■ **Problem requirements**:
A line belongs in the answer if it contains "icon"; copy every such line from the entries below.

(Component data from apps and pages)
Segment Open
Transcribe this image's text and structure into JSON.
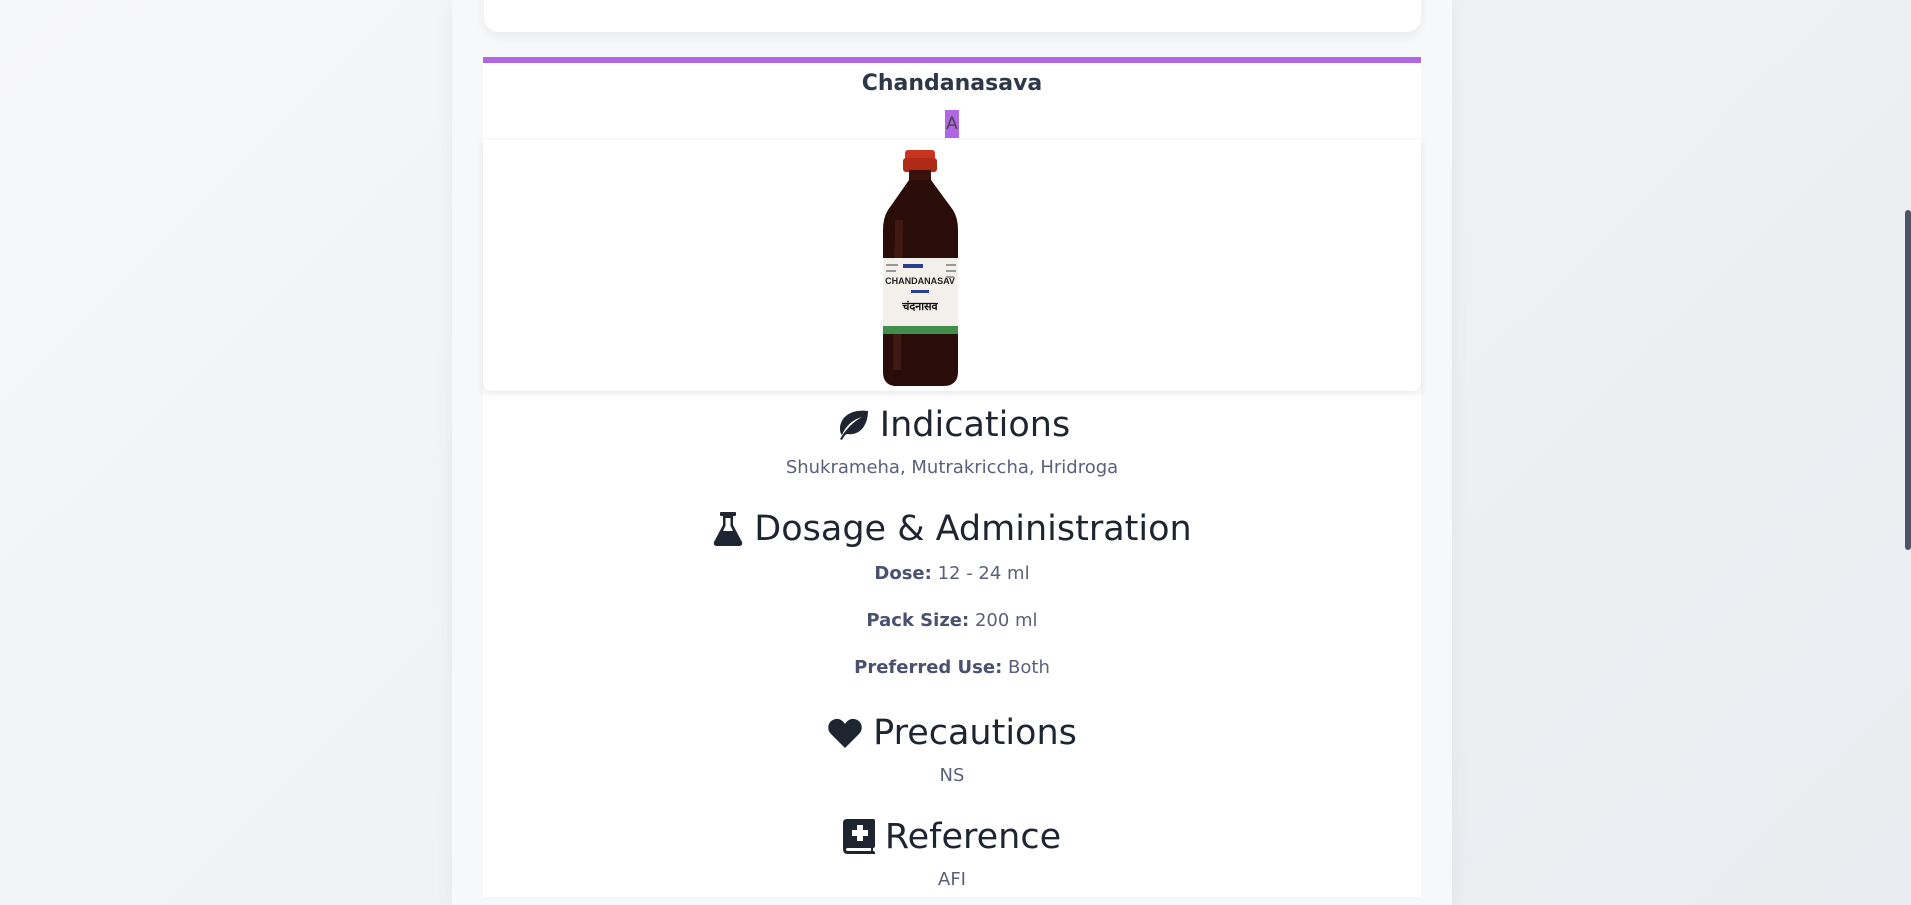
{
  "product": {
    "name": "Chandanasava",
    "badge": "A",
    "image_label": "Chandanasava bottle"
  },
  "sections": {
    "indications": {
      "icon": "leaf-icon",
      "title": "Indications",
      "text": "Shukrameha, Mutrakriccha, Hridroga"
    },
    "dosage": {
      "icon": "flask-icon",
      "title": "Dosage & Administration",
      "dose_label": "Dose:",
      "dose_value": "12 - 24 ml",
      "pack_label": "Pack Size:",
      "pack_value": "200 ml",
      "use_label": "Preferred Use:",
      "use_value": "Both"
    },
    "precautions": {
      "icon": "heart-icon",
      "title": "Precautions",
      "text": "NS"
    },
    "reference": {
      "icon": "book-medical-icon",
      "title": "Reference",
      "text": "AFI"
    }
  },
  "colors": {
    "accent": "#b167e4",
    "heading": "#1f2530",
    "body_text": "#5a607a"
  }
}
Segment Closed
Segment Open
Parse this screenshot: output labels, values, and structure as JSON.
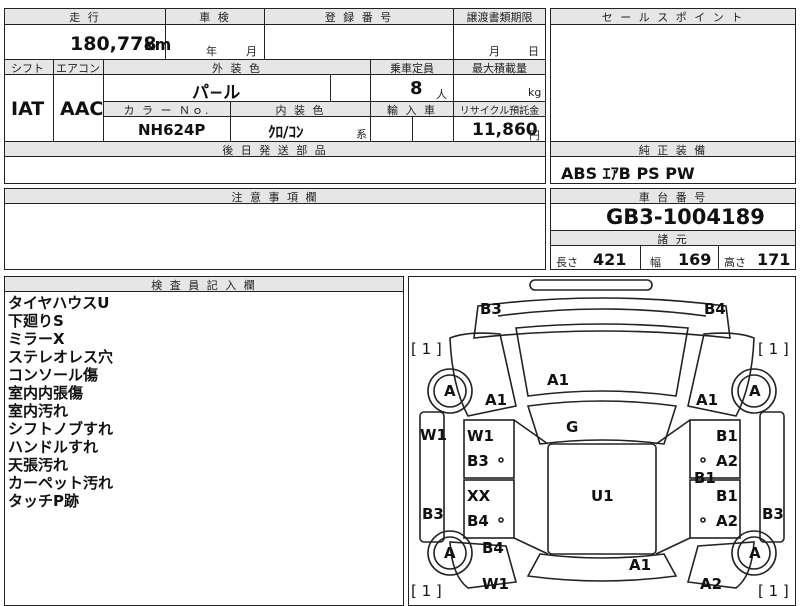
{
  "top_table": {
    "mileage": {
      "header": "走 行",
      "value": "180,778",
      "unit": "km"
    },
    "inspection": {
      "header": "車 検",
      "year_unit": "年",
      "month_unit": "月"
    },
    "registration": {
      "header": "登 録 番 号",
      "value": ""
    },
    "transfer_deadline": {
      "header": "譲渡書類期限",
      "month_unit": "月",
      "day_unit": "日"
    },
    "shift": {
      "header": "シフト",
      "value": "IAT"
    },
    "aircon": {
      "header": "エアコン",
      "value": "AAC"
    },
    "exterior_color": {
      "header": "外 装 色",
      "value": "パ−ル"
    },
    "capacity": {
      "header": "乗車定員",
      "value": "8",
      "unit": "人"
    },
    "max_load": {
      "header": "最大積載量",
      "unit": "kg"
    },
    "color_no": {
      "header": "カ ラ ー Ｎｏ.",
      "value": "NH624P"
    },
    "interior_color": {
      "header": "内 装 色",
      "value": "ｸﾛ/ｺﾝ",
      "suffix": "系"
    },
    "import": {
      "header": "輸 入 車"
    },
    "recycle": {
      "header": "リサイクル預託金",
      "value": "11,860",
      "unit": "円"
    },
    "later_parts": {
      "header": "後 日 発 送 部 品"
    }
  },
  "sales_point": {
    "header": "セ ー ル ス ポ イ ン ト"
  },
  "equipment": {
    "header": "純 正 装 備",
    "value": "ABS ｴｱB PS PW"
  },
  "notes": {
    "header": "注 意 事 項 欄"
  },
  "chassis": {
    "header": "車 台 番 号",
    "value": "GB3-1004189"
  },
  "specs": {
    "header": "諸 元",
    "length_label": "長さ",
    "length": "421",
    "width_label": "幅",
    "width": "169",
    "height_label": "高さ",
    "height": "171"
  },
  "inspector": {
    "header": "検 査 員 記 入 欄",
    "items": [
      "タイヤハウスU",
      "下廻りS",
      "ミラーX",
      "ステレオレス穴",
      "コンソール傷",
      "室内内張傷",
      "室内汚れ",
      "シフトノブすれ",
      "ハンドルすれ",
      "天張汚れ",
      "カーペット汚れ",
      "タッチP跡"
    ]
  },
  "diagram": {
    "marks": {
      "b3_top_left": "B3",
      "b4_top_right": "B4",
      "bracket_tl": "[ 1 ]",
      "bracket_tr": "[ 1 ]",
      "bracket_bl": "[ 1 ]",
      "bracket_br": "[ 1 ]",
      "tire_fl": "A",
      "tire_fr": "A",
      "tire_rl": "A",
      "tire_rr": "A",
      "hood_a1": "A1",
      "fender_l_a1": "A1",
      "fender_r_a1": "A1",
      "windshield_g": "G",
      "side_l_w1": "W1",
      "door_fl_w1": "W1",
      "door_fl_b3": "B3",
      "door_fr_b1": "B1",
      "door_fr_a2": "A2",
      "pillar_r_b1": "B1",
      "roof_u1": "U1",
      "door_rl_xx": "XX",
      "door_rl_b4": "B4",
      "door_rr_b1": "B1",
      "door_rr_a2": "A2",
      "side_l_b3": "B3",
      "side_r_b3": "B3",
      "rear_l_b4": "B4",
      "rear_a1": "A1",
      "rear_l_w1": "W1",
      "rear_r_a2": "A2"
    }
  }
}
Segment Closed
■ **Output of the task**:
      "icon": "leaf-icon",
      "icon": "flask-icon",
      "icon": "heart-icon",
      "icon": "book-medical-icon",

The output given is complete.